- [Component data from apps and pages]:
◆ ◆ ◆ ◆ ◆ ◆ ◆

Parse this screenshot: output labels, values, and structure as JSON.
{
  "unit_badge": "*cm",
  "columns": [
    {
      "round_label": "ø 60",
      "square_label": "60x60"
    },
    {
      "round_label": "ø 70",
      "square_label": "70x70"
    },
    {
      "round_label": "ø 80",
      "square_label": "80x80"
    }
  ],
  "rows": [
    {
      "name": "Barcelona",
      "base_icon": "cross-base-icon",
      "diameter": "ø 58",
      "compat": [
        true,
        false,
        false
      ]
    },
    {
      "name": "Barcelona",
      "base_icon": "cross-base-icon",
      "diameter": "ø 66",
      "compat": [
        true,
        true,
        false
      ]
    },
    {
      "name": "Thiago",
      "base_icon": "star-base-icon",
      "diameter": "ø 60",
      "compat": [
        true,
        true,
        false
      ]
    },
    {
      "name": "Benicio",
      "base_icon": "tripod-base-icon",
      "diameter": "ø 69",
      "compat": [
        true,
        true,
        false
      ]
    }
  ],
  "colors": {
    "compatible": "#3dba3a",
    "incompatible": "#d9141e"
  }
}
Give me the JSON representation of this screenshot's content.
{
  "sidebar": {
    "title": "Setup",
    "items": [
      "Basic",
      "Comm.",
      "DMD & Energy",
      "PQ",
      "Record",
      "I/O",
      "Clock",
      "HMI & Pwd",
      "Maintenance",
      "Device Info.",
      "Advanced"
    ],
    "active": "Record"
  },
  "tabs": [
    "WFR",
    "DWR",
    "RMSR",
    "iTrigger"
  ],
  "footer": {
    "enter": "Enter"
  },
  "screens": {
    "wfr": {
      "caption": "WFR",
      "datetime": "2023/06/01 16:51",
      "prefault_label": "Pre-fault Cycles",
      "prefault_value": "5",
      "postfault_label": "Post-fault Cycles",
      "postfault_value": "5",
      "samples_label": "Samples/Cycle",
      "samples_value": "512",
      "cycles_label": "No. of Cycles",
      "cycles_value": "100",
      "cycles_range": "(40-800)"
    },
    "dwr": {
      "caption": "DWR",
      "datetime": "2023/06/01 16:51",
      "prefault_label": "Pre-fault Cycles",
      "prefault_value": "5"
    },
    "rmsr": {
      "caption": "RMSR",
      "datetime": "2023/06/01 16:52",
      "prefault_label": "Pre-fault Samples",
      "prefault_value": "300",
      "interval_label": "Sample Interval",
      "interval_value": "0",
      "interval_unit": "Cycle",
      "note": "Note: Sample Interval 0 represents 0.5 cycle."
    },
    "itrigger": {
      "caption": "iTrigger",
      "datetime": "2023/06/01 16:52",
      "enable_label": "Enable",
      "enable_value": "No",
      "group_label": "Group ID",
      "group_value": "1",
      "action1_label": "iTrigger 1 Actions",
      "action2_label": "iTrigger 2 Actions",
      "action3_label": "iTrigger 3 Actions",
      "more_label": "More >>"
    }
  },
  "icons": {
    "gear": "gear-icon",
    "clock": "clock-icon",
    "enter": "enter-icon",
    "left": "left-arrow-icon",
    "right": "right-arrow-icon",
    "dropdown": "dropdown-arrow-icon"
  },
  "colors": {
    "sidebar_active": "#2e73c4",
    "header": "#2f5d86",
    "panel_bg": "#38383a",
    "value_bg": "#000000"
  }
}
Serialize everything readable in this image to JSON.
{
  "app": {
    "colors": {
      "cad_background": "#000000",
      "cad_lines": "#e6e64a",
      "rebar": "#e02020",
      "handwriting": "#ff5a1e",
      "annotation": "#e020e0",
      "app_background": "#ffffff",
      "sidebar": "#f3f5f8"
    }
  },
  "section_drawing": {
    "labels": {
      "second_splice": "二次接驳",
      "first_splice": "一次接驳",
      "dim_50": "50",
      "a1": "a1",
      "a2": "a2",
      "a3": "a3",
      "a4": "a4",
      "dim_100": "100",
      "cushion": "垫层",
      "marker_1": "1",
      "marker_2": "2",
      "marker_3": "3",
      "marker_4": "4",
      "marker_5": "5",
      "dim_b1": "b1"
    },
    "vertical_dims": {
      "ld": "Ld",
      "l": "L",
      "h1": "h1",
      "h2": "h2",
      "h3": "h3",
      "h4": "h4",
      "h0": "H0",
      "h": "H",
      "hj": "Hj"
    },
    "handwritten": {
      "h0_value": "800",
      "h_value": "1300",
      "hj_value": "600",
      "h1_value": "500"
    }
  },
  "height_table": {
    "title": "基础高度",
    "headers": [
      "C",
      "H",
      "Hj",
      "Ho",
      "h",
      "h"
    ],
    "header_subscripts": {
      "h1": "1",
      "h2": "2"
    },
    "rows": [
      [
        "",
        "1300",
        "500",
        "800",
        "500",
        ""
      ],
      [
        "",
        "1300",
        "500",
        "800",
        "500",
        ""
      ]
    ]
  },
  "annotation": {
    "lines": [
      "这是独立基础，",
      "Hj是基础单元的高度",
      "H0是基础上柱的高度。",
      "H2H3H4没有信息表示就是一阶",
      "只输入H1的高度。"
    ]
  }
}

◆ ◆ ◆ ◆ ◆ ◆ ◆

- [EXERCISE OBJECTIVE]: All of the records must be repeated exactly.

- [RESULT]:
Parse this screenshot: output labels, values, and structure as JSON.
{
  "unit_badge": "*cm",
  "columns": [
    {
      "round_label": "ø 60",
      "square_label": "60x60"
    },
    {
      "round_label": "ø 70",
      "square_label": "70x70"
    },
    {
      "round_label": "ø 80",
      "square_label": "80x80"
    }
  ],
  "rows": [
    {
      "name": "Barcelona",
      "base_icon": "cross-base-icon",
      "diameter": "ø 58",
      "compat": [
        true,
        false,
        false
      ]
    },
    {
      "name": "Barcelona",
      "base_icon": "cross-base-icon",
      "diameter": "ø 66",
      "compat": [
        true,
        true,
        false
      ]
    },
    {
      "name": "Thiago",
      "base_icon": "star-base-icon",
      "diameter": "ø 60",
      "compat": [
        true,
        true,
        false
      ]
    },
    {
      "name": "Benicio",
      "base_icon": "tripod-base-icon",
      "diameter": "ø 69",
      "compat": [
        true,
        true,
        false
      ]
    }
  ],
  "colors": {
    "compatible": "#3dba3a",
    "incompatible": "#d9141e"
  }
}
Give me the JSON representation of this screenshot's content.
{
  "sidebar": {
    "title": "Setup",
    "items": [
      "Basic",
      "Comm.",
      "DMD & Energy",
      "PQ",
      "Record",
      "I/O",
      "Clock",
      "HMI & Pwd",
      "Maintenance",
      "Device Info.",
      "Advanced"
    ],
    "active": "Record"
  },
  "tabs": [
    "WFR",
    "DWR",
    "RMSR",
    "iTrigger"
  ],
  "footer": {
    "enter": "Enter"
  },
  "screens": {
    "wfr": {
      "caption": "WFR",
      "datetime": "2023/06/01 16:51",
      "prefault_label": "Pre-fault Cycles",
      "prefault_value": "5",
      "postfault_label": "Post-fault Cycles",
      "postfault_value": "5",
      "samples_label": "Samples/Cycle",
      "samples_value": "512",
      "cycles_label": "No. of Cycles",
      "cycles_value": "100",
      "cycles_range": "(40-800)"
    },
    "dwr": {
      "caption": "DWR",
      "datetime": "2023/06/01 16:51",
      "prefault_label": "Pre-fault Cycles",
      "prefault_value": "5"
    },
    "rmsr": {
      "caption": "RMSR",
      "datetime": "2023/06/01 16:52",
      "prefault_label": "Pre-fault Samples",
      "prefault_value": "300",
      "interval_label": "Sample Interval",
      "interval_value": "0",
      "interval_unit": "Cycle",
      "note": "Note: Sample Interval 0 represents 0.5 cycle."
    },
    "itrigger": {
      "caption": "iTrigger",
      "datetime": "2023/06/01 16:52",
      "enable_label": "Enable",
      "enable_value": "No",
      "group_label": "Group ID",
      "group_value": "1",
      "action1_label": "iTrigger 1 Actions",
      "action2_label": "iTrigger 2 Actions",
      "action3_label": "iTrigger 3 Actions",
      "more_label": "More >>"
    }
  },
  "icons": {
    "gear": "gear-icon",
    "clock": "clock-icon",
    "enter": "enter-icon",
    "left": "left-arrow-icon",
    "right": "right-arrow-icon",
    "dropdown": "dropdown-arrow-icon"
  },
  "colors": {
    "sidebar_active": "#2e73c4",
    "header": "#2f5d86",
    "panel_bg": "#38383a",
    "value_bg": "#000000"
  }
}
Serialize everything readable in this image to JSON.
{
  "app": {
    "colors": {
      "cad_background": "#000000",
      "cad_lines": "#e6e64a",
      "rebar": "#e02020",
      "handwriting": "#ff5a1e",
      "annotation": "#e020e0",
      "app_background": "#ffffff",
      "sidebar": "#f3f5f8"
    }
  },
  "section_drawing": {
    "labels": {
      "second_splice": "二次接驳",
      "first_splice": "一次接驳",
      "dim_50": "50",
      "a1": "a1",
      "a2": "a2",
      "a3": "a3",
      "a4": "a4",
      "dim_100": "100",
      "cushion": "垫层",
      "marker_1": "1",
      "marker_2": "2",
      "marker_3": "3",
      "marker_4": "4",
      "marker_5": "5",
      "dim_b1": "b1"
    },
    "vertical_dims": {
      "ld": "Ld",
      "l": "L",
      "h1": "h1",
      "h2": "h2",
      "h3": "h3",
      "h4": "h4",
      "h0": "H0",
      "h": "H",
      "hj": "Hj"
    },
    "handwritten": {
      "h0_value": "800",
      "h_value": "1300",
      "hj_value": "600",
      "h1_value": "500"
    }
  },
  "height_table": {
    "title": "基础高度",
    "headers": [
      "C",
      "H",
      "Hj",
      "Ho",
      "h",
      "h"
    ],
    "header_subscripts": {
      "h1": "1",
      "h2": "2"
    },
    "rows": [
      [
        "",
        "1300",
        "500",
        "800",
        "500",
        ""
      ],
      [
        "",
        "1300",
        "500",
        "800",
        "500",
        ""
      ]
    ]
  },
  "annotation": {
    "lines": [
      "这是独立基础，",
      "Hj是基础单元的高度",
      "H0是基础上柱的高度。",
      "H2H3H4没有信息表示就是一阶",
      "只输入H1的高度。"
    ]
  }
}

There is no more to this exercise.